Dealing with Separation Anxiety as Children Return to Nursery
Whether your child is returning to their childcare setting after lockdown, or theyâ€™re going for the very first time, itâ€™s natural for them to feel unsettled and on edge. Separation anxiety is common in children between 6 months and 3 years, and may be exacerbated by having spent so much time at home with their parents. How can parents and carers help children manage their anxiety and enjoy their return to nursery?
What is Separation Anxiety?
According to the NHS, separation anxiety is â€˜a sign that your baby now realises how dependent they are on the people that care for themâ€™. This can include grandparents, childminders and siblings; essentially anyone who is closely involved in their care. As babies become more aware of their surroundings and the strong relationship they have with their carers, they can feel unsafe when those people arenâ€™t around. This growing awareness can make them feel upset and anxious in new situations or with new people.
Whilst separation anxiety is usually associated with small children, it can also impact older children and even adolescents. The coronavirus situation that has required children to spend long periods of time away from school and nursery could create issues for children who are normally happy to be apart from their parents. However, it should disappear as your child adjusts to their new situation.
What Does Separation Anxiety Look Like?
Separation anxiety presents itself in different ways in different children. Depending on how old your child is, they may not be able to recognise what the emotions they are feeling are, or know how to communicate them to you. Whilst older children may be able to verbalise that they are feeling scared, younger ones may act out in unexpected ways.
Some behavioural changes to look out for include:
- Difficulty controlling temper
- Regressive behaviour (eg. bedwetting, thumb sucking)
- Sadness, listlessness or a lack of interest in favourite activities
- Changes to sleep or appetite
- Withdrawing from social circumstances
- Abnormal clinginess to parents or caregivers
The most important thing to look out for is a sustained change in your childâ€™s behaviour. Whilst a degree of clinginess is to be expected in any child entering a new situation, if it continues over a week or two, they may be experiencing an abnormal level of separation anxiety.
How to Deal With Separation Anxiety
It can be distressing for parents to leave anxious children in the care of other people. You may feel upset by their tears or worry about the effect it has on your child to be distressed every time you need to leave them. Itâ€™s important to remember that it is natural for your child to feel anxious when you are not with them, so you shouldnâ€™t feel guilty when you inevitably have to give some attention to other areas of your life. Separation anxiety is a sign of how strongly you have bonded with your child, and how much they trust you.
Learning how to feel safe and without you is a very important part of your childâ€™s development, so donâ€™t give in to your feelings of worry or guilt. Children need to develop their independence, so putting them in situations where they have to cope without you is actually very helpful for them, even though it might not feel like it in the short term. Here are some tips on how to help your child through their feelings of anxiety.

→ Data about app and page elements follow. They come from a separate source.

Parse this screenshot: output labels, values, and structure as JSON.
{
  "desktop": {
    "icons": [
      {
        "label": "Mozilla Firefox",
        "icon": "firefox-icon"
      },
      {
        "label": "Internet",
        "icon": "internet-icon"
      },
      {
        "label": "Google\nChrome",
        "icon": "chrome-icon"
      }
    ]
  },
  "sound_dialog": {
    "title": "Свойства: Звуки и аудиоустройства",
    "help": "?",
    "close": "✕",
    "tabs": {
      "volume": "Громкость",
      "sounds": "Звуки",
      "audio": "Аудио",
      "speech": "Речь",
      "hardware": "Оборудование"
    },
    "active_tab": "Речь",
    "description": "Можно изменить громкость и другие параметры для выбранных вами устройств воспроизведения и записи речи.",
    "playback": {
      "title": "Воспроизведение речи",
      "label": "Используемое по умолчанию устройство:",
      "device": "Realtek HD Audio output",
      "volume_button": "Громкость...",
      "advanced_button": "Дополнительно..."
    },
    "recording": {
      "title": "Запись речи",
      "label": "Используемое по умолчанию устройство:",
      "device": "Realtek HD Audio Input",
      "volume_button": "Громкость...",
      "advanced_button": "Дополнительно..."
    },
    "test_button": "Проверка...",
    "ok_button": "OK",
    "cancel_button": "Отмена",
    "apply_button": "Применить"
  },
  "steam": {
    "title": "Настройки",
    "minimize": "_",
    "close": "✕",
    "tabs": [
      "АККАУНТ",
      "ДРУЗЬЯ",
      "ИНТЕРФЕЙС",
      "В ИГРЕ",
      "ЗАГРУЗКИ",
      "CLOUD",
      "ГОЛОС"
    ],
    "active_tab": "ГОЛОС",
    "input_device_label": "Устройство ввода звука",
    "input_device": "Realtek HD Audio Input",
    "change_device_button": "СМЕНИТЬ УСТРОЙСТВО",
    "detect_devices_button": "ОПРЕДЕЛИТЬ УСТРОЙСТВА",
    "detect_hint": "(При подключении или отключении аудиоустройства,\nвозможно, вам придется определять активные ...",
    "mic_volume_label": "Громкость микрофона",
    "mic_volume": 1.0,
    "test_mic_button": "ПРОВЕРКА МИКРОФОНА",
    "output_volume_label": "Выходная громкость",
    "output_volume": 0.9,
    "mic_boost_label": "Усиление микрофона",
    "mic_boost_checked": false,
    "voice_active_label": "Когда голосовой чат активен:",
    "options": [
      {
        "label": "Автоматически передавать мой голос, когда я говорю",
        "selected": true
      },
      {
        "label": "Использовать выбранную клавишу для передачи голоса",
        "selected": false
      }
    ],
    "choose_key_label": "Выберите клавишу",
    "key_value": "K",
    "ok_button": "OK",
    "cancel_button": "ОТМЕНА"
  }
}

Practice short separations to begin with
Start small by leaving your child with someone else for short periods of time, for example, for half an hour whilst you go to the shops, or on a short play date. Gradually work towards longer separations so that by the time your child goes to nursery they have plenty of practice in spending time away from you and with other people. Time spent preparing your child for nursery will make the separation much easier for both of you.
Create quick goodbye rituals
Long, drawn out goodbyes wonâ€™t help either you or your child, and will only serve to prolong the anxiety. Develop a ritual with your child which signifies that youâ€™re leaving, but also reassures them that you are coming back, whether itâ€™s a few quick kisses, a firm hug or handing over a special toy or blanket.
Give full attention
When saying goodbye, give your child your full attention and donâ€™t allow yourself to be distracted. Be loving and affectionate, follow your goodbye ritual and leave the room immediately. Make saying goodbye a positive time, by smiling and acting confident and happy, even if you feel sad or worried yourself on the inside.
Try to do the same ritual at the same time each day you say goodbye to your child. A consistent routine will allow your child to build trust in you and develop their self-confidence at the same time. Itâ€™s also very important to be consistent by sticking to your promise of returning. Try not to be late as being the only child left when all the others have been picked up could exacerbate feelings of worry and abandonment.
Be specific about when you will return
Though your child canâ€™t tell the time, you can still communicate when you will be back to collect them. For example, tell them â€˜Iâ€™ll be back after lunchtime but before your afternoon napâ€™. This sets some parameters that your child understands and gives them confidence that you will return. Once these parameters are set, itâ€™s vital that you stick to them so that your child can relax and enjoy themselves, safe in the knowledge that you will come back when youâ€™ve told them you will.
Itâ€™s natural for children to feel worried when you leave them, but this anxiety should quickly settle down once they feel confident that you will always return for them. By not drawing out your goodbyes, being consistent in leaving and returning and remaining calm and happy yourself, you will help your child get through this potentially distressing time with ease.